Exercise brief:
Word for word, reproduce the records, keeping none of the pictures.

Materials provided:
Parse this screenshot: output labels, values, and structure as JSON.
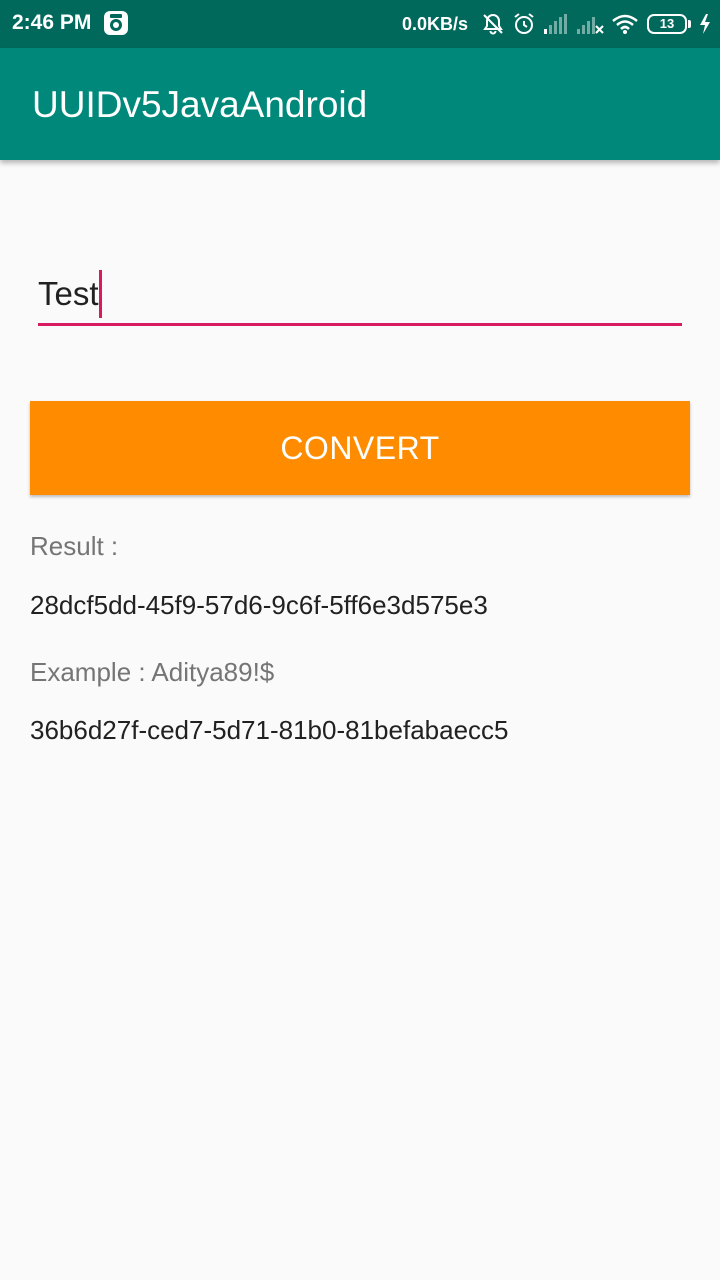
{
  "status_bar": {
    "time": "2:46 PM",
    "network_speed": "0.0KB/s",
    "battery_level": "13",
    "icons": [
      "camera-icon",
      "mute-icon",
      "alarm-icon",
      "signal-icon",
      "signal-x-icon",
      "wifi-icon",
      "battery-icon",
      "charging-icon"
    ]
  },
  "app_bar": {
    "title": "UUIDv5JavaAndroid"
  },
  "input": {
    "value": "Test"
  },
  "convert_button": {
    "label": "CONVERT"
  },
  "result": {
    "label": "Result :",
    "value": "28dcf5dd-45f9-57d6-9c6f-5ff6e3d575e3"
  },
  "example": {
    "label": "Example : Aditya89!$",
    "value": "36b6d27f-ced7-5d71-81b0-81befabaecc5"
  },
  "colors": {
    "status_bar": "#00695c",
    "app_bar": "#00897b",
    "accent": "#d81b60",
    "button": "#ff8c00",
    "background": "#fafafa"
  }
}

Problem solution:
Parse this screenshot: output labels, values, and structure as JSON.
{
  "status_bar": {
    "time": "2:46 PM",
    "network_speed": "0.0KB/s",
    "battery_level": "13",
    "icons": [
      "camera-icon",
      "mute-icon",
      "alarm-icon",
      "signal-icon",
      "signal-x-icon",
      "wifi-icon",
      "battery-icon",
      "charging-icon"
    ]
  },
  "app_bar": {
    "title": "UUIDv5JavaAndroid"
  },
  "input": {
    "value": "Test"
  },
  "convert_button": {
    "label": "CONVERT"
  },
  "result": {
    "label": "Result :",
    "value": "28dcf5dd-45f9-57d6-9c6f-5ff6e3d575e3"
  },
  "example": {
    "label": "Example : Aditya89!$",
    "value": "36b6d27f-ced7-5d71-81b0-81befabaecc5"
  },
  "colors": {
    "status_bar": "#00695c",
    "app_bar": "#00897b",
    "accent": "#d81b60",
    "button": "#ff8c00",
    "background": "#fafafa"
  }
}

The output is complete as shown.